Directions: Going through the data below, copy out each line where the word "Manage" shows up.

Data for review:
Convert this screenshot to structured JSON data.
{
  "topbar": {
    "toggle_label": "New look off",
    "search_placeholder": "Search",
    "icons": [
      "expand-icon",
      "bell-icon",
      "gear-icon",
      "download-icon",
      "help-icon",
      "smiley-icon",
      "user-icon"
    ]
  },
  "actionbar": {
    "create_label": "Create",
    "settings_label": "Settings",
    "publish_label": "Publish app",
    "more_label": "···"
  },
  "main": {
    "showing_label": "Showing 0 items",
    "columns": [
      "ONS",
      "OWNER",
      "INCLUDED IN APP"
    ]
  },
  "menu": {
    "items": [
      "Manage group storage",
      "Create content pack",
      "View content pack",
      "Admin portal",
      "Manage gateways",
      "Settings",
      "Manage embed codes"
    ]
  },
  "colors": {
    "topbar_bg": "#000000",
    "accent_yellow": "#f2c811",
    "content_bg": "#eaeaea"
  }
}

Response:
      "Manage group storage",
      "Manage gateways",
      "Manage embed codes"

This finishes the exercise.